* [Supplied material]

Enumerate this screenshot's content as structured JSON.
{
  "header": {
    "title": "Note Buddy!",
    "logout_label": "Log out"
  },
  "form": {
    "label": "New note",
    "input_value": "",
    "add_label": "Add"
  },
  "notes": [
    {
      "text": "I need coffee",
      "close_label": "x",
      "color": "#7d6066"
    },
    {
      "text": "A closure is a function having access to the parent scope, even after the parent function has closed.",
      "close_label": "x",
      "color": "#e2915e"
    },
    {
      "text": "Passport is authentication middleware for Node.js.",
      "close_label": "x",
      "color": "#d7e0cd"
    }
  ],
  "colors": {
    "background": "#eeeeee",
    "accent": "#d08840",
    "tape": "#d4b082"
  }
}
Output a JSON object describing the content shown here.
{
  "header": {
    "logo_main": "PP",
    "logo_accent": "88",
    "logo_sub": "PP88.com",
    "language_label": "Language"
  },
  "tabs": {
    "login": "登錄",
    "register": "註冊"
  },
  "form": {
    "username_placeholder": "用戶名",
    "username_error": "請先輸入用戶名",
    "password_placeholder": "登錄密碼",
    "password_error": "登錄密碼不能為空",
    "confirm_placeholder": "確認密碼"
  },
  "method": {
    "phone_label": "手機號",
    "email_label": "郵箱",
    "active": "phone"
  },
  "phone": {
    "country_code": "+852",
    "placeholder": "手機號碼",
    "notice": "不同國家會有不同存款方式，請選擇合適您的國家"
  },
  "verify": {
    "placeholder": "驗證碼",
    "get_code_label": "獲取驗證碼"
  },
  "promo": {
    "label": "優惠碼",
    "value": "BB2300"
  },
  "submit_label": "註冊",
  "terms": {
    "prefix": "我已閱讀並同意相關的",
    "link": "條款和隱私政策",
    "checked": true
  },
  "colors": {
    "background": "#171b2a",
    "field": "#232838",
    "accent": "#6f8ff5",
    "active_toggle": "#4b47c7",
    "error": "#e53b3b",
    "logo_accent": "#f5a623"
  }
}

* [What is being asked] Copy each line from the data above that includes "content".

* [Response to this task]
Enumerate this screenshot's content as structured JSON.
Output a JSON object describing the content shown here.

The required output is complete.